About the Artist

Joan Prichard’s love for glass started close to 20 years ago when she took a stained glass class in Columbia, SC. She later became intrigued with glass beads while attending the Glass Craft and Bead Expo in Las Vegas.

A demonstration by a glass artist at the show was her introduction to these delicate works of art and she began her own venture into crafting her own art glass beads. In 2008 she expanded her love for glass to enamels and began creating cloisonné as well as lampwork beads and jewelry. In 2010 she launched her online website for Sand and Surf Beads.
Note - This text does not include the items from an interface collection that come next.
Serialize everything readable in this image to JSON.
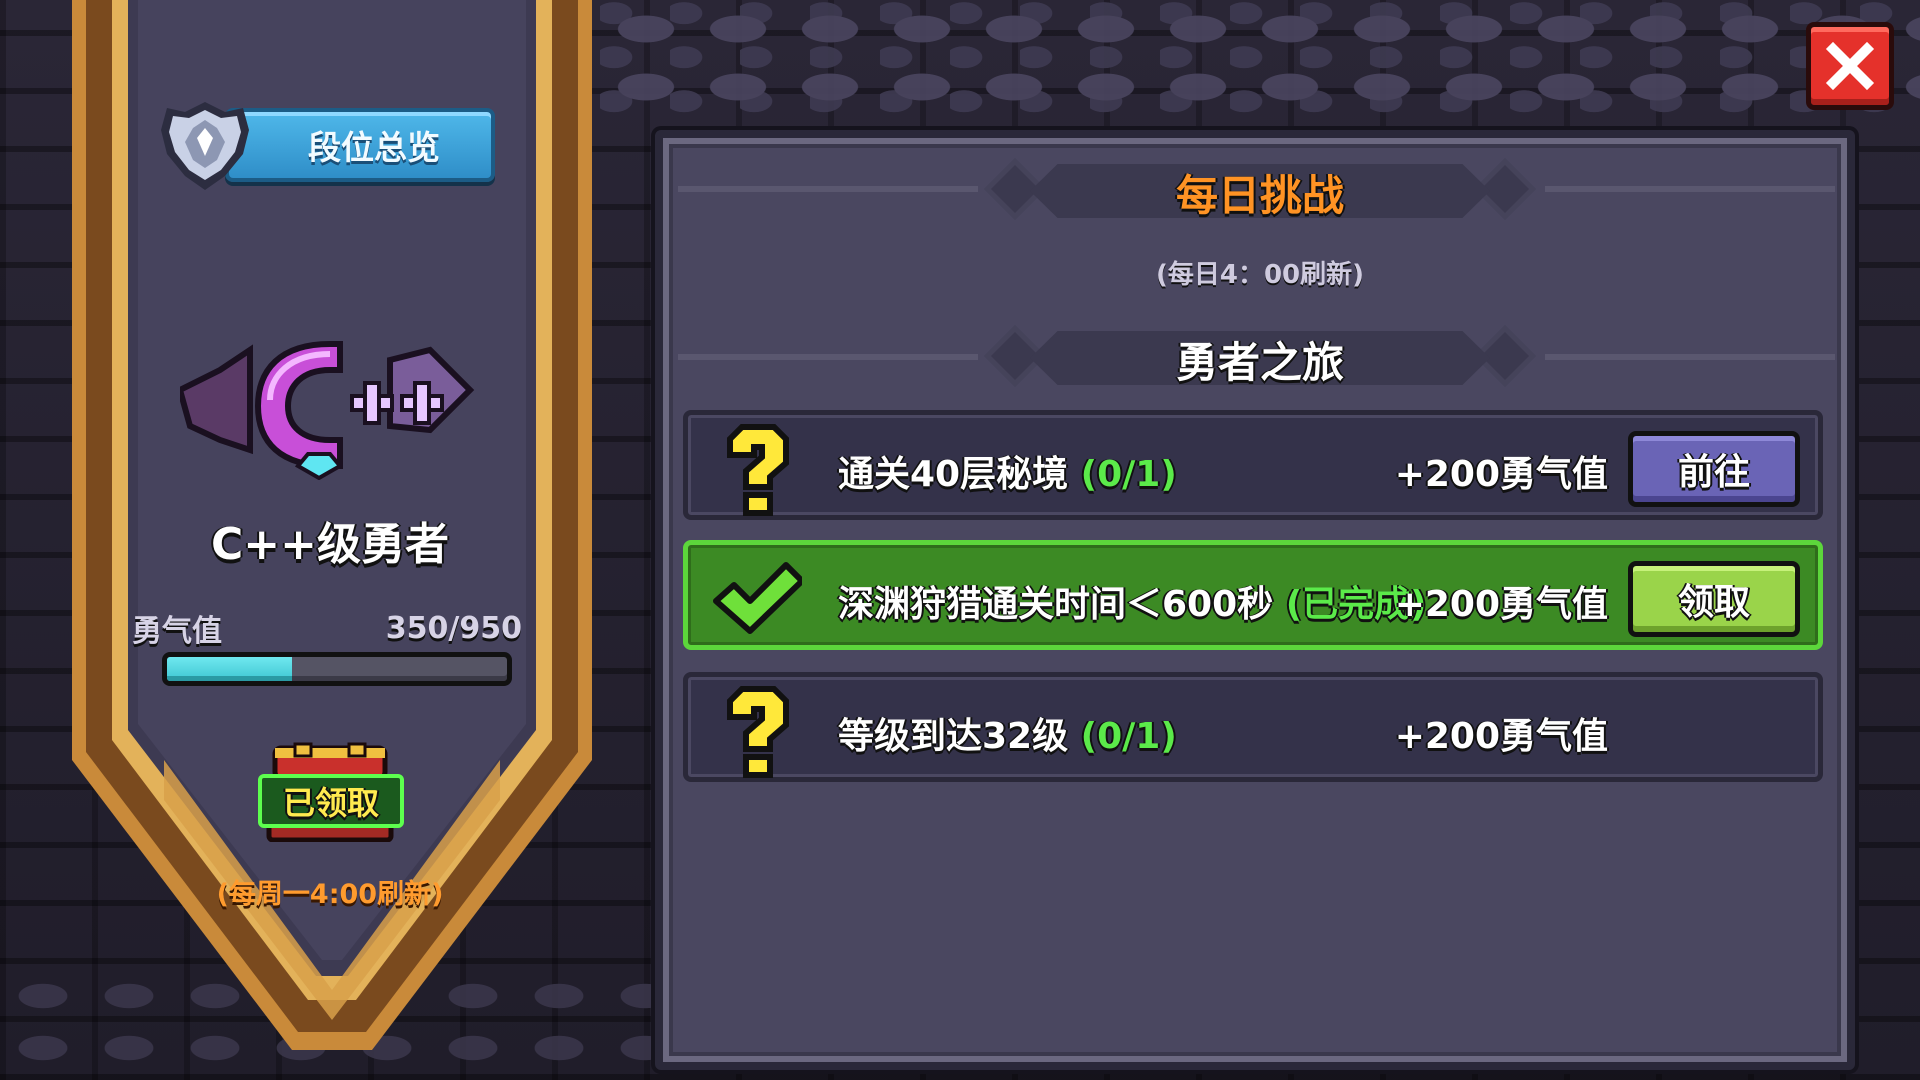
{
  "sidebar": {
    "rank_overview_label": "段位总览",
    "rank_badge_icon": "rank-badge-icon",
    "rank_emblem_icon": "cpp-rank-emblem",
    "rank_title": "C++级勇者",
    "courage_label": "勇气值",
    "courage_value": "350/950",
    "courage_progress": 0.368,
    "chest_status_label": "已领取",
    "weekly_refresh_note": "(每周一4:00刷新)"
  },
  "panel": {
    "daily_title": "每日挑战",
    "daily_refresh_note": "(每日4：00刷新)",
    "journey_title": "勇者之旅",
    "tasks": [
      {
        "icon": "question-mark-icon",
        "description": "通关40层秘境",
        "status": "(0/1)",
        "reward": "+200勇气值",
        "action": "前往",
        "completed": false
      },
      {
        "icon": "checkmark-icon",
        "description": "深渊狩猎通关时间＜600秒",
        "status": "(已完成)",
        "reward": "+200勇气值",
        "action": "领取",
        "completed": true
      },
      {
        "icon": "question-mark-icon",
        "description": "等级到达32级",
        "status": "(0/1)",
        "reward": "+200勇气值",
        "action": "",
        "completed": false
      }
    ]
  },
  "close_icon": "close-icon",
  "colors": {
    "accent_orange": "#ff9324",
    "status_green": "#5bea4a",
    "progress_cyan": "#4fd6df",
    "close_red": "#e5312b"
  }
}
Joan lives in Navarre, Florida with her precious kitty Havana.

Her work is published in Art Jewelry Magazines January 2011 Gallery and in The 2010 Flow’s Women in Glass.

Joan, thank you for sharing this information and your lovely work with us. If you would like to see more of Joan’s work, visit her here:
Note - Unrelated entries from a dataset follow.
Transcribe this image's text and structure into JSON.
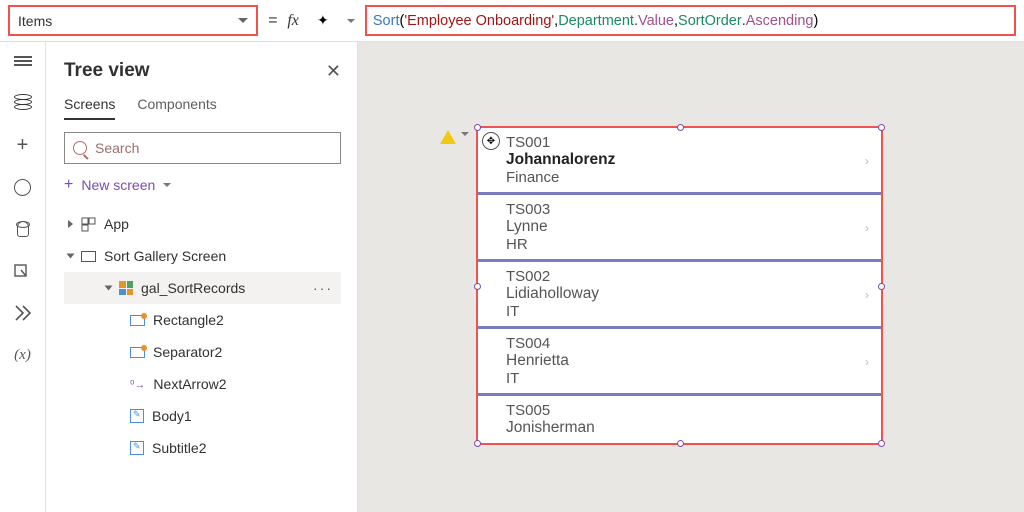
{
  "property_selector": {
    "value": "Items"
  },
  "formula": {
    "equals": "=",
    "fx": "fx",
    "tokens": {
      "fn": "Sort",
      "open": "(",
      "str": "'Employee Onboarding'",
      "c1": ",",
      "id1": "Department",
      "dot1": ".",
      "prop1": "Value",
      "c2": ",",
      "id2": "SortOrder",
      "dot2": ".",
      "prop2": "Ascending",
      "close": ")"
    }
  },
  "tree": {
    "title": "Tree view",
    "tabs": {
      "screens": "Screens",
      "components": "Components"
    },
    "search_placeholder": "Search",
    "new_screen": "New screen",
    "nodes": {
      "app": "App",
      "screen": "Sort Gallery Screen",
      "gallery": "gal_SortRecords",
      "rect": "Rectangle2",
      "sep": "Separator2",
      "next": "NextArrow2",
      "body": "Body1",
      "sub": "Subtitle2"
    },
    "more": "···"
  },
  "gallery_rows": [
    {
      "id": "TS001",
      "name": "Johannalorenz",
      "dept": "Finance"
    },
    {
      "id": "TS003",
      "name": "Lynne",
      "dept": "HR"
    },
    {
      "id": "TS002",
      "name": "Lidiaholloway",
      "dept": "IT"
    },
    {
      "id": "TS004",
      "name": "Henrietta",
      "dept": "IT"
    },
    {
      "id": "TS005",
      "name": "Jonisherman",
      "dept": ""
    }
  ],
  "icons": {
    "copilot": "✦"
  }
}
www.sandandsurfbeads.com

Minutes of April 2010 Meeting

Featured Artist:  Julie Oberby

BEADY BUNCH MEETING
April 27, 2010

President Virginia greeted all and welcomed the seven visitors.
Christy gave the treasurer’s report. The club received a sizeable check from the Nebraska Bead Society.  This was our portion of the profit from the bead bazaar. The club bank balance was reported.  Should you have need of the exact figure, contact our treasurer.

Old Business:
Everyone was happy with the Bead bazaar this year. It was a better show than last years. Charlene Weyland suggested the club have an easy demo project. This year it was a Dutch spiral, and Charlene heard people saying it was too hard to understand. Next year we will have simple demo for beginners.

Members brought their bead projects for the Edna Perkins Project. There were many nice jewelry offerings. Silki took pictures for Joni to put on the website. In Joni’s absence, Lisa took the gifts and will get them to Joni to distribute before Mother’s Day. Thanks to all who contributed.

Virginia reminded members about the workshop in September with Nancy Meinhardt. New members can go to our website and see the two projects the club picked to do. Discussion was started over the cost and how much members will pay. Secretary Pam asked to table the discussion until she could look up back minutes.

New Business:
Denise Stahl suggested the club have a discussion time that would help other members solve problems or have questions of seasoned beaders. Denise made a motion that the club has an open format discussion, up to 10 minutes long, after the business meeting, seconded by Gale. Motion carried.

Judy Citta will be doing the monthly project next month on wire wrap and findings. Judy will send out an e-mail tomorrow on tools and items needed for the class.

Show and tell was presented.

Respectably Submitted,
Pam Elledge Secetary